A StreetNet office was set up in Durban, South Africa, early in 2000. The three-year preparation for the international launch of StreetNet in November 2002 included regional street vendors’ workshops which were held in Latin America (Lima, Peru, February 2001) and Asia (Patna, India, February 2002) and Africa (Accra, Ghana, May 2002). Initial field trips were also made by the International Co-ordinator in 2000 and 2001 to meet organizations of street vendors, market vendors and hawkers, visiting Cote d’Ivoire, Ghana, Kenya, Nigeria, Philippines, Thailand, Uganda and Zambia. As a result of some of these field trips new alliances were formed, such as the Nairobi Hawkers Alliance (2001) and the Kisumu Alliance of Street Vendors (2002) and Informal Traders in Kenya, and the Alliance of Zambia, Informal Economy Associations (October 2002). In South Africa, some visits to the Eastern Cape province resulted in the formation of the Eastern Cape Alliance of Street Vendors in May 2002.

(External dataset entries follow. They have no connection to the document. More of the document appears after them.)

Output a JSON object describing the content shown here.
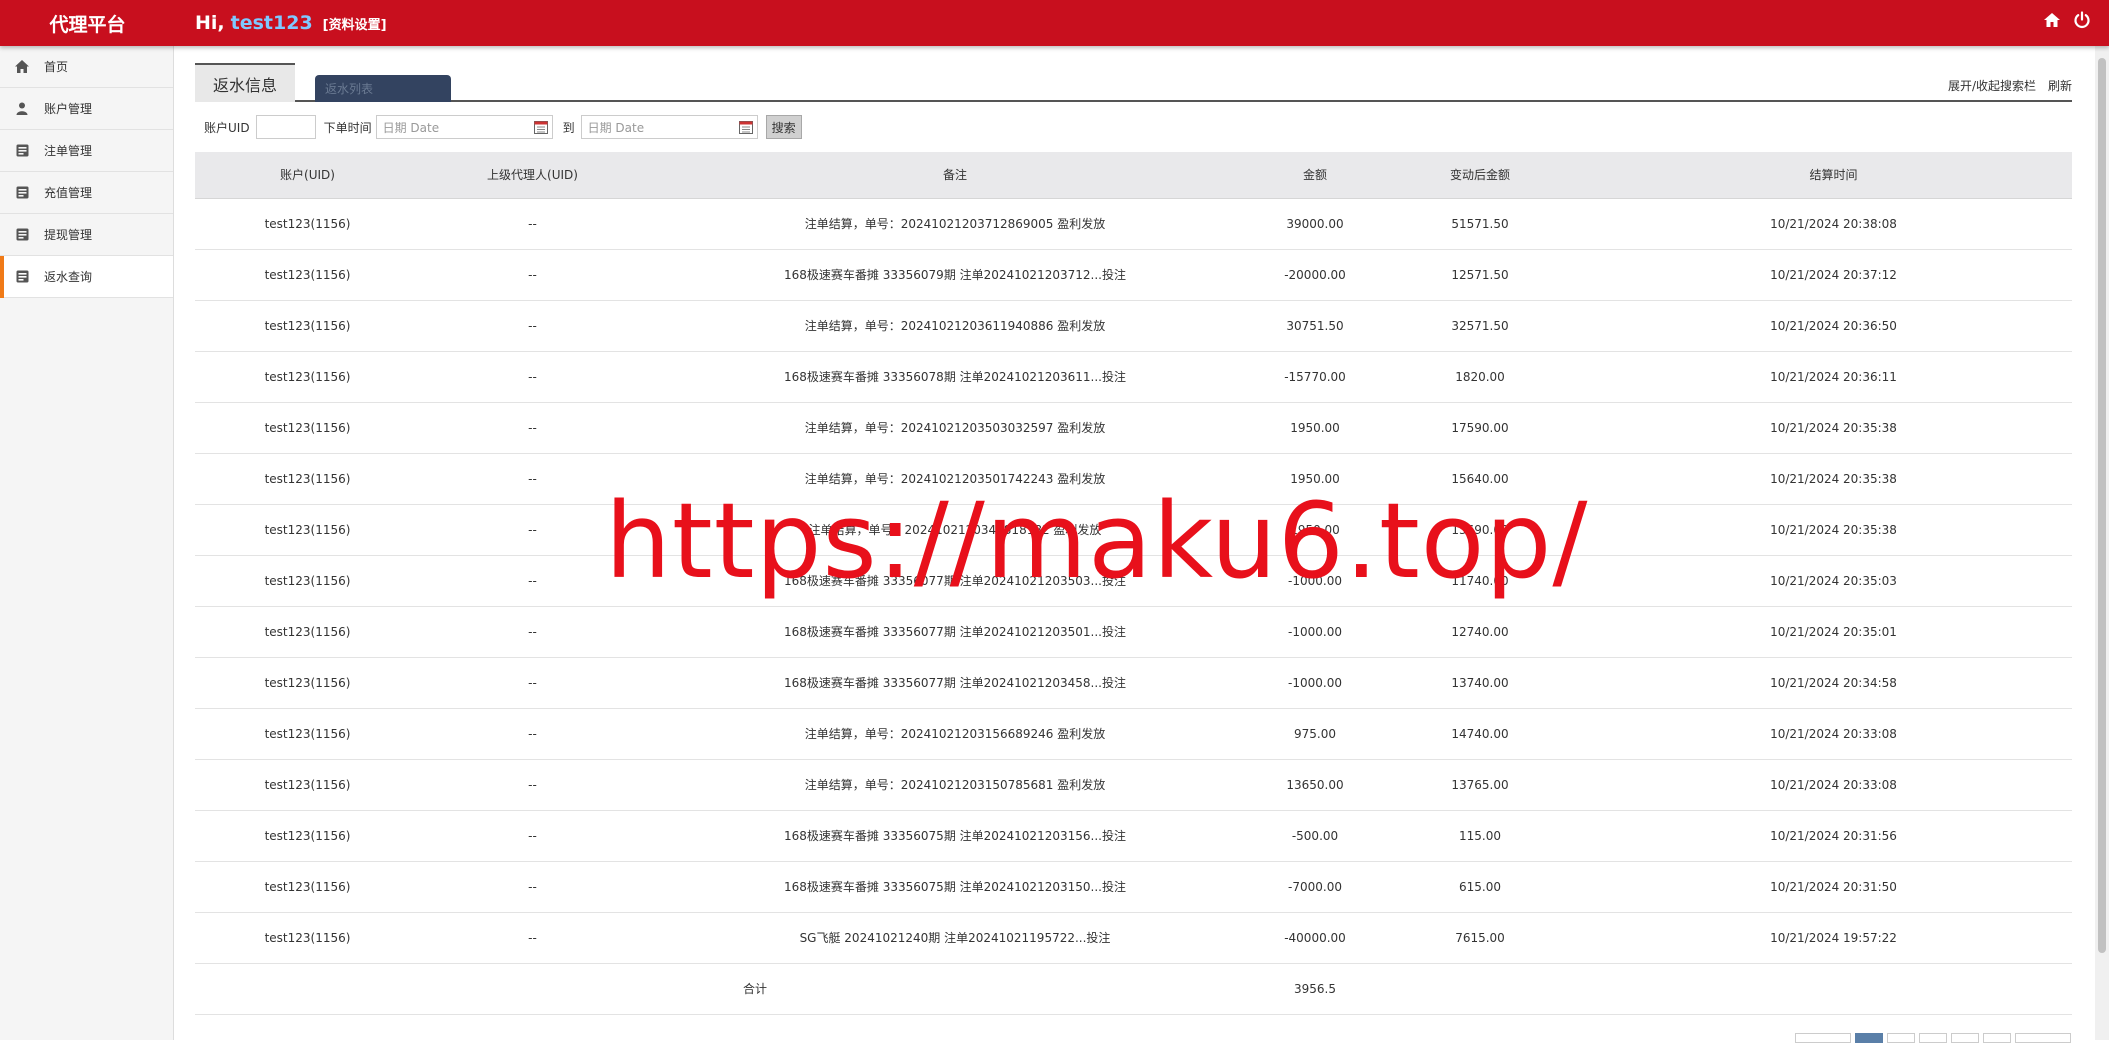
{
  "header": {
    "brand": "代理平台",
    "greeting": "Hi,",
    "username": "test123",
    "profile_link": "[资料设置]",
    "icons": [
      "home-icon",
      "power-icon"
    ]
  },
  "sidebar": {
    "items": [
      {
        "label": "首页",
        "icon": "home-icon"
      },
      {
        "label": "账户管理",
        "icon": "user-icon"
      },
      {
        "label": "注单管理",
        "icon": "list-icon"
      },
      {
        "label": "充值管理",
        "icon": "list-icon"
      },
      {
        "label": "提现管理",
        "icon": "list-icon"
      },
      {
        "label": "返水查询",
        "icon": "list-icon",
        "active": true
      }
    ]
  },
  "tabs": {
    "active": "返水信息",
    "second": "返水列表",
    "toggle_search": "展开/收起搜索栏",
    "refresh": "刷新"
  },
  "search": {
    "uid_label": "账户UID",
    "time_label": "下单时间",
    "date_placeholder": "日期 Date",
    "to_label": "到",
    "button": "搜索"
  },
  "table": {
    "headers": [
      "账户(UID)",
      "上级代理人(UID)",
      "备注",
      "金额",
      "变动后金额",
      "结算时间"
    ],
    "rows": [
      [
        "test123(1156)",
        "--",
        "注单结算，单号：20241021203712869005 盈利发放",
        "39000.00",
        "51571.50",
        "10/21/2024 20:38:08"
      ],
      [
        "test123(1156)",
        "--",
        "168极速赛车番摊 33356079期 注单20241021203712...投注",
        "-20000.00",
        "12571.50",
        "10/21/2024 20:37:12"
      ],
      [
        "test123(1156)",
        "--",
        "注单结算，单号：20241021203611940886 盈利发放",
        "30751.50",
        "32571.50",
        "10/21/2024 20:36:50"
      ],
      [
        "test123(1156)",
        "--",
        "168极速赛车番摊 33356078期 注单20241021203611...投注",
        "-15770.00",
        "1820.00",
        "10/21/2024 20:36:11"
      ],
      [
        "test123(1156)",
        "--",
        "注单结算，单号：20241021203503032597 盈利发放",
        "1950.00",
        "17590.00",
        "10/21/2024 20:35:38"
      ],
      [
        "test123(1156)",
        "--",
        "注单结算，单号：20241021203501742243 盈利发放",
        "1950.00",
        "15640.00",
        "10/21/2024 20:35:38"
      ],
      [
        "test123(1156)",
        "--",
        "注单结算，单号：2024102120345818182 盈利发放",
        "1950.00",
        "13690.00",
        "10/21/2024 20:35:38"
      ],
      [
        "test123(1156)",
        "--",
        "168极速赛车番摊 33356077期 注单20241021203503...投注",
        "-1000.00",
        "11740.00",
        "10/21/2024 20:35:03"
      ],
      [
        "test123(1156)",
        "--",
        "168极速赛车番摊 33356077期 注单20241021203501...投注",
        "-1000.00",
        "12740.00",
        "10/21/2024 20:35:01"
      ],
      [
        "test123(1156)",
        "--",
        "168极速赛车番摊 33356077期 注单20241021203458...投注",
        "-1000.00",
        "13740.00",
        "10/21/2024 20:34:58"
      ],
      [
        "test123(1156)",
        "--",
        "注单结算，单号：20241021203156689246 盈利发放",
        "975.00",
        "14740.00",
        "10/21/2024 20:33:08"
      ],
      [
        "test123(1156)",
        "--",
        "注单结算，单号：20241021203150785681 盈利发放",
        "13650.00",
        "13765.00",
        "10/21/2024 20:33:08"
      ],
      [
        "test123(1156)",
        "--",
        "168极速赛车番摊 33356075期 注单20241021203156...投注",
        "-500.00",
        "115.00",
        "10/21/2024 20:31:56"
      ],
      [
        "test123(1156)",
        "--",
        "168极速赛车番摊 33356075期 注单20241021203150...投注",
        "-7000.00",
        "615.00",
        "10/21/2024 20:31:50"
      ],
      [
        "test123(1156)",
        "--",
        "SG飞艇 20241021240期 注单20241021195722...投注",
        "-40000.00",
        "7615.00",
        "10/21/2024 19:57:22"
      ]
    ],
    "total_label": "合计",
    "total_value": "3956.5"
  },
  "watermark": "https://maku6.top/",
  "colors": {
    "header": "#c80f1e",
    "accent": "#f07a17",
    "tab_dark": "#334360",
    "watermark": "#e8101b"
  }
}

There is also a portuguese version of the Blog where one can access personal updates on news and events. It can be found on this link: http://streetnetbrasil.wordpress.com/
StreetNet Newsletter [pdf]
SOUTH AFRICA.Township wars -the myth and mayhem. BD Live (1 February 2014) by Lucky Biyase and Thekiso Anthony Lefifi.
INDONESIA. City to teach street vendors sanitation. The Jakarta Post (29 January 2015).
NEPAL. Evicted Lalitpur street vendors await relocation. e-Kantipur (28 January 2015) by Kaushal Ghimire.
MEXICO. Downtown Mérida: Street Vendors Controversy. The Yucatan Times (28 January 2015).
INDIA. Delhi's Street Vendors Protest Walmart's Shady Tactics. Epoch Times (27 January 2015) by Venus Upadhayaya.
MALAWI. Limbe Traders on Rampage Over Anti-Street Vending Exercise. Nyasa Times (24 January 2015) by Louis Phiri.
USA. What's Really At Stake in the Battle Over Street Vending: Best #Cityreads of the Week. CityLab (24 January 2015) by Lex Berko.
ABU DHABI. Region's first street feast to launch Abu Dhabi Food Festival. Middle East Online (20 January 2015).
INDIA. Street vendors protest delay in issuing licence. The Hindu (20 January 2015).
MALAYSIA. Only local cooks for 13 popular Penang street food.
StreetNet International is an alliance of street vendors. It was launched in Durban, South Africa, in November 2002.
Membership-based organizations (unions, co-operatives or associations) directly organizing street vendors, market vendors and/or hawkers among their members, are entitled to affiliate to StreetNet International.
The aim of StreetNet is to promote the exchange of information and ideas on critical issues facing street vendors, market vendors and hawkers (i.e. mobile vendors) and on practical organizing and advocacy strategies